Back in August, she booked a vacation for herself, her 11-year-old son and her 72-year-old mother to visit Vietnam during March break.
As the coronavirus spread beyond China, Savoie decided to cancel her trip, concerned about her mother, who already suffers from diabetes and asthma.
“I would never be able to forgive myself if we go and she gets sick.”
Savoie had purchased cancellation insurance and was disappointed when her provider refused to reimburse her for the $2,590 she spent on plane tickets — because Vietnam isn’t on Canada’s travel advisory list.
“Why do we bother buying travel insurance?” said a frustrated Savoie. “I would have expected that they would at least reimburse me a portion of it.”

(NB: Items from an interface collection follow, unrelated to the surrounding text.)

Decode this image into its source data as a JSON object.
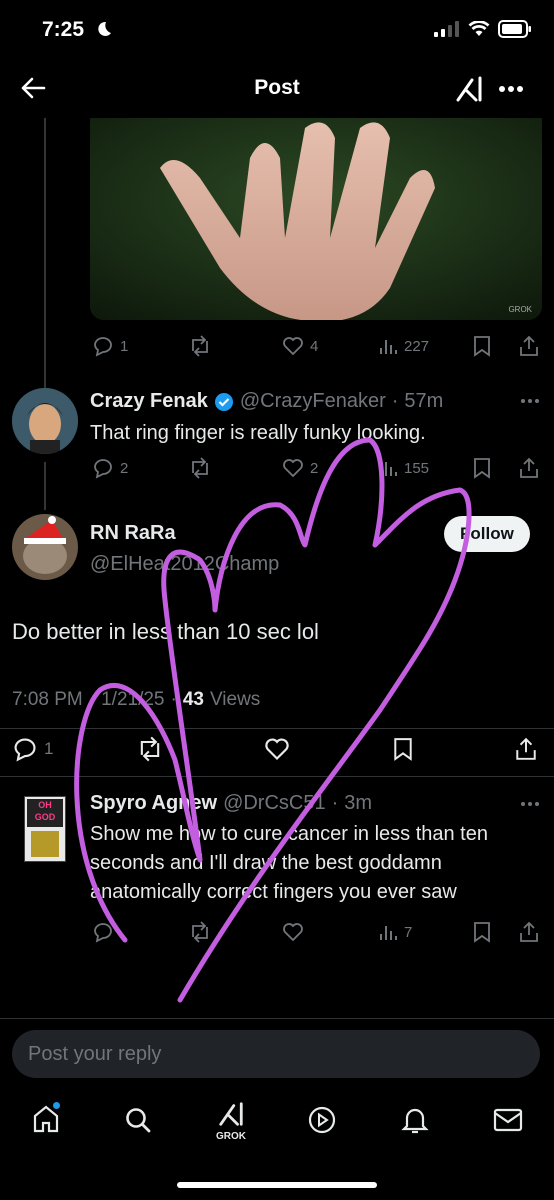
{
  "status": {
    "time": "7:25"
  },
  "header": {
    "title": "Post"
  },
  "image_post": {
    "watermark": "GROK",
    "actions": {
      "replies": "1",
      "reposts": "",
      "likes": "4",
      "views": "227"
    }
  },
  "reply1": {
    "name": "Crazy Fenak",
    "handle": "@CrazyFenaker",
    "time": "57m",
    "text": "That ring finger is really funky looking.",
    "actions": {
      "replies": "2",
      "likes": "2",
      "views": "155"
    }
  },
  "main_post": {
    "name": "RN RaRa",
    "handle": "@ElHeat2012Champ",
    "follow_label": "Follow",
    "text": "Do better in less than 10 sec lol",
    "time": "7:08 PM",
    "date": "1/21/25",
    "views_count": "43",
    "views_label": "Views",
    "actions": {
      "replies": "1"
    }
  },
  "reply2": {
    "name": "Spyro Agnew",
    "handle": "@DrCsC51",
    "time": "3m",
    "text": "Show me how to cure cancer in less than ten seconds and I'll draw the best goddamn anatomically correct fingers you ever saw",
    "avatar_text": "OH GOD",
    "actions": {
      "views": "7"
    }
  },
  "reply_input": {
    "placeholder": "Post your reply"
  },
  "tabbar": {
    "grok_label": "GROK"
  },
  "colors": {
    "verified": "#1d9bf0",
    "drawing": "#c45ee0",
    "badge": "#1d9bf0"
  }
}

She pointed out that her flight had a stopover in Taiwan which, according to China, is part of that country. However, while the Canadian government has posted an advisory against non-essential travel to China, Taiwan, which is listed separately, has no travel restrictions.
For travellers who want bullet-proof protection, some insurance providers offer a “cancel for any reason” option.

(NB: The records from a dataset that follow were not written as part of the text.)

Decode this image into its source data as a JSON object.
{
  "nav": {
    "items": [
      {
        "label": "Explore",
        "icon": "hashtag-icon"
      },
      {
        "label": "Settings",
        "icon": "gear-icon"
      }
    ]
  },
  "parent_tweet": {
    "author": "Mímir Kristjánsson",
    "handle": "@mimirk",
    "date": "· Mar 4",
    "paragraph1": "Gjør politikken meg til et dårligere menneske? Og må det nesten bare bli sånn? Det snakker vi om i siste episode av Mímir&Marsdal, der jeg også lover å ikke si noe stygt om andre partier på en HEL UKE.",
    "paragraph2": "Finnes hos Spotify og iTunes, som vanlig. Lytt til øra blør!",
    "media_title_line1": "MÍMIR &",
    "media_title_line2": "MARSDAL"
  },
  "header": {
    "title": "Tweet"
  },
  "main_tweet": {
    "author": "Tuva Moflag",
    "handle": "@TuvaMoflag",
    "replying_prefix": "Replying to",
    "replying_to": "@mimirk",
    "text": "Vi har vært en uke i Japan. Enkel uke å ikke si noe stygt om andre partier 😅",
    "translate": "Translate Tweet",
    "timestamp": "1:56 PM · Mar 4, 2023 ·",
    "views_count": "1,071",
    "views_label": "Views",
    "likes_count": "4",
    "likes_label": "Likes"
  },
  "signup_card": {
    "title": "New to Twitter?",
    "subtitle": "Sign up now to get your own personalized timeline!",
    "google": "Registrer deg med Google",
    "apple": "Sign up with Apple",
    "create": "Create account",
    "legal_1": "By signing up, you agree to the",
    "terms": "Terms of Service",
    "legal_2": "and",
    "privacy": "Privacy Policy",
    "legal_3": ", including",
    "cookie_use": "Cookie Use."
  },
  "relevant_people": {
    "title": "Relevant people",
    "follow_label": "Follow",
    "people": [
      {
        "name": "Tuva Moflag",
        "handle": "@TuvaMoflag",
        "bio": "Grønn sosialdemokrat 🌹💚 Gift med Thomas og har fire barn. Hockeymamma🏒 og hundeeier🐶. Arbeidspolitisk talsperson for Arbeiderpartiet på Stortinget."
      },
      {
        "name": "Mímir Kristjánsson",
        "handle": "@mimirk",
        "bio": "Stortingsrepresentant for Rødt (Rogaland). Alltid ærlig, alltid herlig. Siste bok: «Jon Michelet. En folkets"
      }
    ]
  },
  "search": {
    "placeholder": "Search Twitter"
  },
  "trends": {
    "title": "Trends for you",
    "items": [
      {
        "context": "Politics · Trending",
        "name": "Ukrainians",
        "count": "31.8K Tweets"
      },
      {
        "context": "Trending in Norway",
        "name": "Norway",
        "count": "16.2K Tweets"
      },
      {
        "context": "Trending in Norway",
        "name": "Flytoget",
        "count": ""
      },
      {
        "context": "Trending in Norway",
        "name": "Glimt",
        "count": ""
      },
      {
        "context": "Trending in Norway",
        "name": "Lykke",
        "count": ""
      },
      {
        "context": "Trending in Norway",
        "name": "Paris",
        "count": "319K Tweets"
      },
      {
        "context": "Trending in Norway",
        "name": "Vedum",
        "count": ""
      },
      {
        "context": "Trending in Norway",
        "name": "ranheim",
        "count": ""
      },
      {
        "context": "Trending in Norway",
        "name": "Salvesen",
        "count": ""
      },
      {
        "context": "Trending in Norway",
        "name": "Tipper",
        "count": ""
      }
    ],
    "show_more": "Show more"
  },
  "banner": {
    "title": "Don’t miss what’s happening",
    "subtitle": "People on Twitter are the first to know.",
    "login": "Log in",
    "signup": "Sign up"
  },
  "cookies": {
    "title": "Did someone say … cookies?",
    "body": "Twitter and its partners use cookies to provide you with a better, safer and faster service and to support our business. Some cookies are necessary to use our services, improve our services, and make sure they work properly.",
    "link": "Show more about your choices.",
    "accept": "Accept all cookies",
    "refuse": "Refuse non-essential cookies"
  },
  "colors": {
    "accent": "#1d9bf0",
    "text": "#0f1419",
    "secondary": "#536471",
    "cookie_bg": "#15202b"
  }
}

Firestone said he’s not a fan of this option because it’s pricey and won’t cover the full cost of a cancelled trip.
“It’s so outrageously expensive that it just doesn’t make sense.”
He does recommend getting medical insurance while travelling, which Firestone said should still provide coverage if you happen to catch the coronavirus — as long as you’re not visiting a country that’s already on Canada’s travel advisory list.

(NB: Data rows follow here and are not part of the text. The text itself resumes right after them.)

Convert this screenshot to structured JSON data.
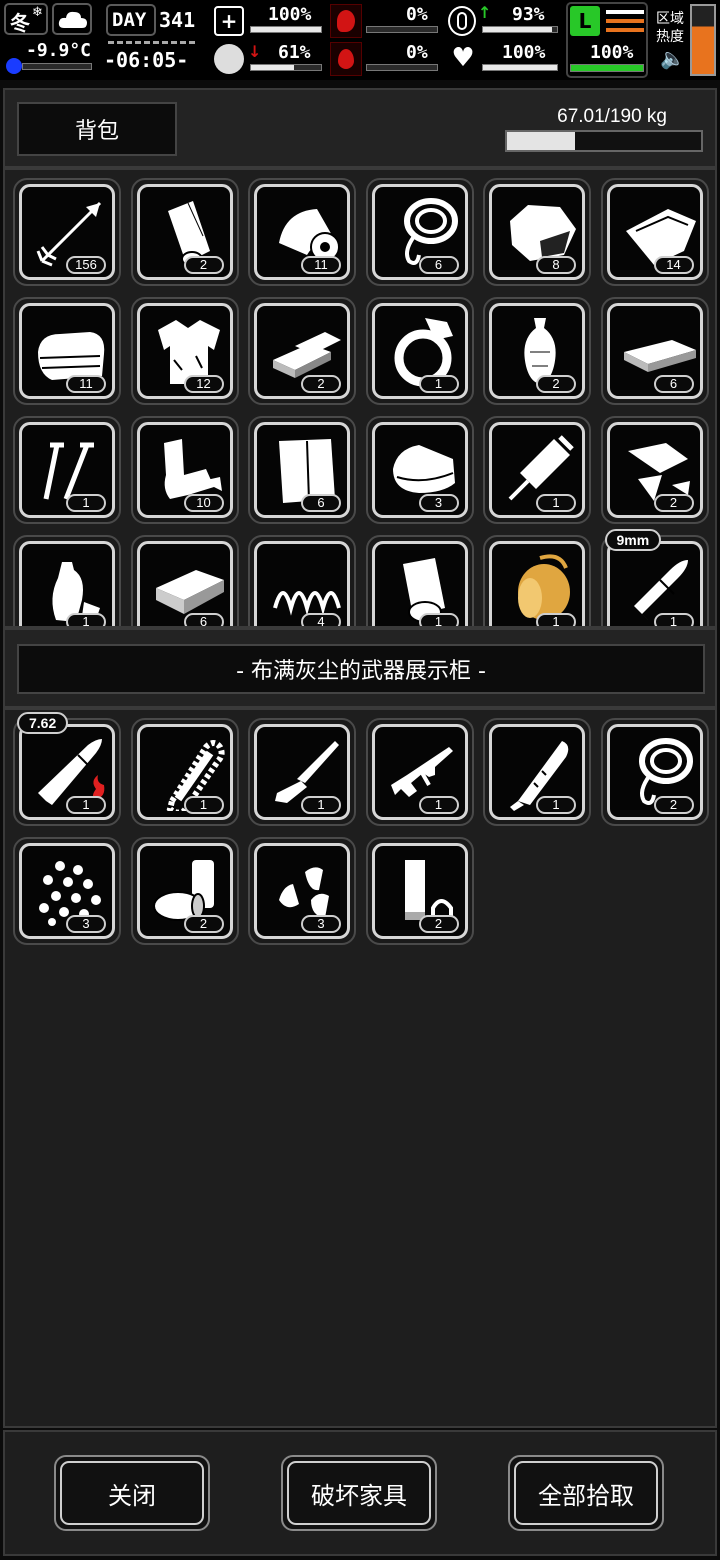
{
  "hud": {
    "season": "冬",
    "temperature": "-9.9°C",
    "day_label": "DAY",
    "day_number": "341",
    "clock": "-06:05-",
    "health_pct": "100%",
    "health_fill": 1.0,
    "hunger_pct": "0%",
    "hunger_fill": 0.0,
    "energy_pct": "93%",
    "energy_fill": 0.93,
    "brain_pct": "61%",
    "brain_fill": 0.61,
    "blood_pct": "0%",
    "blood_fill": 0.0,
    "heart_pct": "100%",
    "heart_fill": 1.0,
    "stamina_pct": "100%",
    "stamina_fill": 1.0,
    "zone_heat_label": "区域热度",
    "colors": {
      "green": "#28c828",
      "red": "#d21414",
      "orange": "#e8731e"
    }
  },
  "backpack": {
    "title": "背包",
    "weight": "67.01/190 kg",
    "weight_fill": 0.3527,
    "items": [
      {
        "icon": "arrow-icon",
        "count": "156"
      },
      {
        "icon": "bandage-roll-icon",
        "count": "2"
      },
      {
        "icon": "duct-tape-icon",
        "count": "11"
      },
      {
        "icon": "rope-icon",
        "count": "6"
      },
      {
        "icon": "ore-icon",
        "count": "8"
      },
      {
        "icon": "paper-stack-icon",
        "count": "14"
      },
      {
        "icon": "cloth-icon",
        "count": "11"
      },
      {
        "icon": "rag-shirt-icon",
        "count": "12"
      },
      {
        "icon": "silver-bar-icon",
        "count": "2"
      },
      {
        "icon": "diamond-ring-icon",
        "count": "1"
      },
      {
        "icon": "vase-icon",
        "count": "2"
      },
      {
        "icon": "cash-stack-icon",
        "count": "6"
      },
      {
        "icon": "screws-icon",
        "count": "1"
      },
      {
        "icon": "scrap-leather-icon",
        "count": "10"
      },
      {
        "icon": "fabric-sheet-icon",
        "count": "6"
      },
      {
        "icon": "towel-icon",
        "count": "3"
      },
      {
        "icon": "syringe-icon",
        "count": "1"
      },
      {
        "icon": "glass-shards-icon",
        "count": "2"
      },
      {
        "icon": "plastic-bottle-icon",
        "count": "1"
      },
      {
        "icon": "brick-icon",
        "count": "6"
      },
      {
        "icon": "spring-icon",
        "count": "4"
      },
      {
        "icon": "paper-roll-icon",
        "count": "1"
      },
      {
        "icon": "gold-spool-icon",
        "count": "1"
      },
      {
        "icon": "bullet-9mm-icon",
        "count": "1",
        "tag": "9mm"
      }
    ]
  },
  "container": {
    "title": "- 布满灰尘的武器展示柜 -",
    "items": [
      {
        "icon": "bullet-762-icon",
        "count": "1",
        "tag": "7.62"
      },
      {
        "icon": "chainsaw-chain-icon",
        "count": "1"
      },
      {
        "icon": "shotgun-icon",
        "count": "1"
      },
      {
        "icon": "assault-rifle-icon",
        "count": "1"
      },
      {
        "icon": "machete-icon",
        "count": "1"
      },
      {
        "icon": "rope-icon",
        "count": "2"
      },
      {
        "icon": "pellets-icon",
        "count": "3"
      },
      {
        "icon": "shell-casings-icon",
        "count": "2"
      },
      {
        "icon": "bullet-tips-icon",
        "count": "3"
      },
      {
        "icon": "shotgun-shell-icon",
        "count": "2"
      }
    ]
  },
  "buttons": {
    "close": "关闭",
    "destroy": "破坏家具",
    "take_all": "全部拾取"
  }
}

Another way travellers can protect themselves is to book with a travel provider that offers a flexible cancellation or change policy during the coronavirus outbreak.
Air Canada, WestJet, Air Transat and Sunwing each recently announced that customers who book a flight or, in some cases, a vacation package, for a specific period in March can make changes without paying a change fee.
Some cruise lines are also temporarily revising their cancellation policies, which is timely considering the federal government recently advised that all Canadians avoid cruise ship travel due the the ongoing coronavirus outbreak.
For a period of time, Viking Cruises is waiving cancellation fees for customers and Princess Cruises and Carnival Cruise Line will reimburse any change fees in the form of a future cruise credit.
Carnival is also offering an incentive for passengers to not cancel. According to the company, customers booked on a cruise departing before April 1 will receive up to $200 US in credit to spend on the ship — as long as they don’t change their cruise date.
More travel providers may start loosening their cancellation policies or offering incentives to book right now, so travellers should shop around before booking a trip during these uncertain times.